Tier 4/extremely high
Those in the highest tier of restrictions may feel a sense of déjà vu as these areas are plunged back into strict restrictions similar to those first experienced in the November lockdown.
Residents in these areas must now stay at home, with limited exemptions.
Non-essential retail, restaurants, personal care, leisure facilities and indoors gyms must close.
People should work from home when they can, but may travel to work if this is not possible. This applies, for example, to the construction and manufacturing sectors.
The Government has said local and regional travel is not advised.
Those in Tier four areas will not be permitted to travel abroad, apart from limited exceptions such as for work purposes.
Unlike the March and November national restrictions communal worship can continue to take place in Tier four areas.
Mr Johnson emphasised that these restrictions must be adhered to on New Year’s Eve.
What stays the same?
- Pubs, bars and restaurants will only be able to serve takeaway services, and hotels will have to close their doors until the tier level in the local area drops back into Tier 2.
- Essential shops are allowed to remain open, as are schools, universities and workplaces.
- Households in the highest tiers are still not allowed to mix households indoors.
- People should try to avoid travelling outside the ‘very high’ area they are in, or entering a ‘very high’ area, other than for things like work, education, accessing youth services, to meet caring responsibilities or if they are in transit
- Organised indoor sport, physical activity and exercise classes cannot take place indoors. (There are exceptions for indoor disability sport, sport for educational purposes and supervised sport and physical activity for under-18’s)
When will we see an end to the tier system?
Despite a rebellion from dozens of Tory MPs at the House of Commons vote on the tiers, and backlash from businesses, Matt Hancock said the restrictions were here to stay for the “forthcoming few months”.
Mr Johnson also told MPs at the Commons vote on December 1 that tiers would be decided on a more “granular” basis after the review in mid-December, raising hopes among backbenchers.
With the news that a vaccine has been approved in England, Mr Hancock encouraged people to “hold their nerve” and stick to the rules.
However, the Health Secretary has stated that the new Tier 4 restrictions could be in place for a couple of months until the vaccine roll out has been completed.
What does this mean for Christmas?
In a sharp turn around, Boris Johnson has introduced strict new measures over the festive period which will effectively cancel Christmas for millions of people across London and south-east England.
Previously plans to relax the rules on December 23 would have allowed up to three households to Christmas celebrate together indoors, outdoors or in a place of worship until December 27.
However, the five-day window for mixing households has now been cut down to just one.
For those in tiers one, two and three, rules allowing up to three households to meet will now be limited to Christmas Day only.
Christmas bubbles for those in tiers one to three will also not be allowed to include anyone in tier four.

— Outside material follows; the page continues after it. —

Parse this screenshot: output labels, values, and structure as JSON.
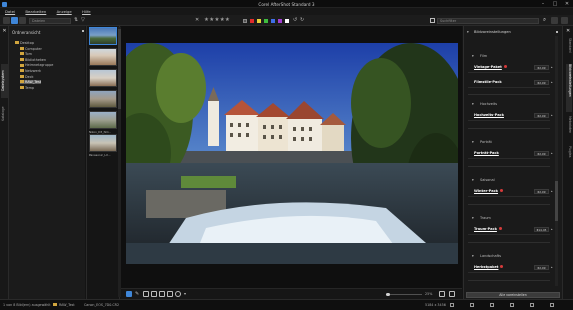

In tier four, people will not be allowed to mix with anyone outside their own household, apart from support bubbles, where the rules have not changed.
The Prime Minister said he “bitterly regrets” that strict measures are necessary, and that he knows how much “care and thought” goes into preparations.
However, elderly or lonely people will have the “consolation” of being able to form bubbles with other household, he said.
This is the year to “lift a glass to those who aren’t there” – knowing there will be a “better chance they will be there next year to celebrate with you”, he said , as he emphasised that these restrictions must be adhered to on New Year’s Eve too.
So far we are yet to hear if additional changes have been made to grottos, visits to Father Christmas and carol singing.
You can read more about the Covid Christmas rules here.
Could there be a third lockdown after Christmas?
Boris Johnson failed to rule out the possibility of a third lockdown on December 18, saying infection rates have increased “very much” over the past few weeks. The issue was not addressed at the press conference on December 19.
On December 18 he said: “We’re hoping very much that we will be able to avoid anything like that.
“But the reality is that the rates of infection have increased very much in the last few weeks.”
Around 68 per cent of people in England were put in Tier 3 on December 17, after infection rates rose by up to two thirds in some areas.
Chancellor Rishi Sunak extended the furlough scheme until the end of April, interpreted by some as an indication tighter restrictions are coming in the New Year.
Professor John Edmunds, a member of the Sage scientific advisory panel, said: “I think we are going to have to look at these measures and perhaps tighten them up, we really will.
“It’s a horrible thing to have to say but we are in quite a difficult position.”
Schools minister Nick Gibb said another national lockdown could not be ruled out.
Will things change now we have a vaccine?
On December 2, the same day the UK approved the Pfizer/ BioNTech vaccine, Boris Johnson spoke out regarding the strict three-tier system. He acknowledged the restrictions are “tough” but are nevertheless essential to “keep the virus under control”.
Senior Whitehall sources expect the Oxford vaccine to be approved within days of Christmas, kickstarting a massive drive to give jabs to millions of people in January.
The Prime Minister hopes certain areas will move down before Easter. However, he emphasised the tier system will remain necessary alongside the vaccine. He shared: “For the time being you’ve got to take it that tiering will be a very, very important part of our campaign against coronavirus.”
Mr Johnson also said we still had “some months before all the most vulnerable are protected” and so, we must remain cautious, and not be “carried away with over optimism”.
He emphasised the Government’s plan relies on the public’s continued sacrifice “for those we love”.
Mr Hancock has also said it is “highly unlikely” that the new coronavirus variant will cause a more serious disease or compromise the vaccine. In his address to the Commons, he shared: “I must stress at this point that there is currently nothing to suggest that this variant is more likely to cause serious disease and the latest clinical advice is that it’s highly unlikely that this mutation would fail to respond to a vaccine, but it shows we’ve got to be vigilant and follow the rules and everyone needs to take personal responsibility not to spread this virus.”
At a press conference on December 14, Professor Kevin Fenton, the regional director of Public Health England, encouraged Londoners to accept the vaccine as soon as they have the chance.
Speaking on the same day that the Government announced the capital would move to Tier 3; he stated the jab was “highly effective”, before suggesting it is one of the “keys to unlock the door to the end of this pandemic”.
Read more: How long will it take for life to return to normal after the Covid vaccine rollout?
Read more: What exactly is the Pfizer vaccine, who will get it, and is it safe?